A new pro action on the horizon? NHRA announces A / FX exposure class
The National Hot Rod Association (NHRA) today quietly unveiled the set of rules for a new show category for the 2022 season, known as A / Factory Experimental (or A / FX), which will feature a Modified and Lightweight Factory Stock Showdown (FSS) production cars. The class, which follows the formula that many journalists (this one included) and countless racing fans are clamoring for, will use the 2020 Chevrolet COPO Camaro and its supercharged 350 Magnuson, the 2021 Dodge Challenger Drag Pak with a supercharged 354 Whipple, and the 2019 Ford Mustang Cobra Jet with the 327 Whipple Supercharged Suit.
The significant difference, however, will be the minimum weight of 2,650 pounds, nearly 1,000 pounds less than a Factory Stock Showdown car. This will be accomplished through the allocation of factory-sized composite doors and noses, polycarbonate windows, and aluminum or composite floors on the passenger side, among other concessions. In addition, manual transmissions up to five forward speeds and clutches up to three discs are mandatory – not automatic as in FSS. In another start, 14-inch fenders with a wicker beak will be needed, and the training tires will drop from 9 inches in FSS to a 33 Ã 10.5.

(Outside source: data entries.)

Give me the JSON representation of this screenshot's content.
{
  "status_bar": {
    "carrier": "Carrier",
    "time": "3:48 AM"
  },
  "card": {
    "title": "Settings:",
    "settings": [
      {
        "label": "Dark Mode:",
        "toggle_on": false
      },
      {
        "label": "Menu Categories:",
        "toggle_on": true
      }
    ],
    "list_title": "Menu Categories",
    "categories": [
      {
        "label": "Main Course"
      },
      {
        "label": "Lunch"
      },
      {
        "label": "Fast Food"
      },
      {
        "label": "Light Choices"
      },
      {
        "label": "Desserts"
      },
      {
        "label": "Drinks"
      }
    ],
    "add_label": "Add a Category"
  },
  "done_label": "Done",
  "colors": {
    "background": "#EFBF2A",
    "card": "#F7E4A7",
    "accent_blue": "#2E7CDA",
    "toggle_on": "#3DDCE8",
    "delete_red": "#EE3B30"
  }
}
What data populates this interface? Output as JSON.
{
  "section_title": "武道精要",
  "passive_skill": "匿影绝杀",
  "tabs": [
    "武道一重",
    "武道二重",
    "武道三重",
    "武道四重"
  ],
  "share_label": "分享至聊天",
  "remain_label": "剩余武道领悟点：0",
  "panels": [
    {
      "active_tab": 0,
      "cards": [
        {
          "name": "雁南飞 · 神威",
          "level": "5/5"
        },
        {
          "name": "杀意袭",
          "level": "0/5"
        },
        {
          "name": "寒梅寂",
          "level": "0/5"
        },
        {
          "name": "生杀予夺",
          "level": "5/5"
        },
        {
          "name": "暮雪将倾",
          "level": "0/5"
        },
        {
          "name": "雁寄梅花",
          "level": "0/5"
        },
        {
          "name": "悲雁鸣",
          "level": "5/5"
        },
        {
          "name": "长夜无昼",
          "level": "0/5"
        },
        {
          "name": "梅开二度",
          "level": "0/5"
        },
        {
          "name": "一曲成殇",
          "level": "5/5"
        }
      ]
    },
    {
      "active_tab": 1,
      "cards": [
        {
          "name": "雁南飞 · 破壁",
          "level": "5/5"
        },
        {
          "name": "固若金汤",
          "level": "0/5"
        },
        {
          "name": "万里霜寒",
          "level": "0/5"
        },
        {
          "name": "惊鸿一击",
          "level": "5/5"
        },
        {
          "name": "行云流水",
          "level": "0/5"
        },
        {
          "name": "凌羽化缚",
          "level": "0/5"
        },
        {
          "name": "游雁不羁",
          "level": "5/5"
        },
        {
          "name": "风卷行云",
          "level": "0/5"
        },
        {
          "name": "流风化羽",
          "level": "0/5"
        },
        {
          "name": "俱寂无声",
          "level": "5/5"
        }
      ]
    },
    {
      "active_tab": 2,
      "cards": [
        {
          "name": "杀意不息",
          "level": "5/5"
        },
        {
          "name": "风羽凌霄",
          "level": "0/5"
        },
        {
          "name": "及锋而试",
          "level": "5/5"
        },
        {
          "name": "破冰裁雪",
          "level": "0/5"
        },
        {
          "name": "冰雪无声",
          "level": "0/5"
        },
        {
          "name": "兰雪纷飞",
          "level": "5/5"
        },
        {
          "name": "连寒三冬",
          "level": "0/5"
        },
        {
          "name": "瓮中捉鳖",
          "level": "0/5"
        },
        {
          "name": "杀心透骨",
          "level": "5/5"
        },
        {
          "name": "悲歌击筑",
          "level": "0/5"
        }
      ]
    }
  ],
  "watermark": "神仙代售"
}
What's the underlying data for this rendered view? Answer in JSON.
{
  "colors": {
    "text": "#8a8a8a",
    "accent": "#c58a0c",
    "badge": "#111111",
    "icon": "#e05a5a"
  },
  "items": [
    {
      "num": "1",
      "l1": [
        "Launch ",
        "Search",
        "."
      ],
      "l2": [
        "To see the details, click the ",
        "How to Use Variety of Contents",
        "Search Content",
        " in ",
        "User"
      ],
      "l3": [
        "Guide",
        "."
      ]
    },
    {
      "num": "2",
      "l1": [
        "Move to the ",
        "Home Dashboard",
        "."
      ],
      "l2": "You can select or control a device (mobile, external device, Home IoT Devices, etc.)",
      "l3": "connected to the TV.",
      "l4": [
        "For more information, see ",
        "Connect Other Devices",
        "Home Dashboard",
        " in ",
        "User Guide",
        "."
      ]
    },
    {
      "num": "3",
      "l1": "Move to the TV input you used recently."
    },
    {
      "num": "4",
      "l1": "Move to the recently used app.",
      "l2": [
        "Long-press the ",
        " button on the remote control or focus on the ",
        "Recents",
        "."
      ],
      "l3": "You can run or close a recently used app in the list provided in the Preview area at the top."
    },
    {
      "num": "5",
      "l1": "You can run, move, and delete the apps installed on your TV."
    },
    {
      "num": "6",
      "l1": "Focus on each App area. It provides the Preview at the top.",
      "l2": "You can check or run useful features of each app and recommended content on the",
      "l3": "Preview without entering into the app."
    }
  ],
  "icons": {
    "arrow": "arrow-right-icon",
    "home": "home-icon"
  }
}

Dragzine has contacted the NHRA for comment and will update this story as more information becomes available. Needless to say, however, it deserves kudos for mixing the existing Pro Stock category formula with that of Factory Stock Showdown, creating a package that should perform near the 6-second zone at around 200 mph. It should be noted that chopping, channeling and altering the factory body lines is prohibited, as is any lengthening of the wheelbase from the stock, and therefore the end product will be the appearance car of factory that Pro Stock nayayers sucked in – similar to those found in the outlaw and NMCA / NMRA categories – with more Pro Stock compliant performance. And if it takes off, plant support could be transferred from FSS by Dodge and Chevrolet. Either way, there are cars and engines from all three manufacturers to build these cars, which just can’t be said for the GM-exclusively powered Pro Stock class.
You can view the A / FX rules at NHRAracer.com, from page 48.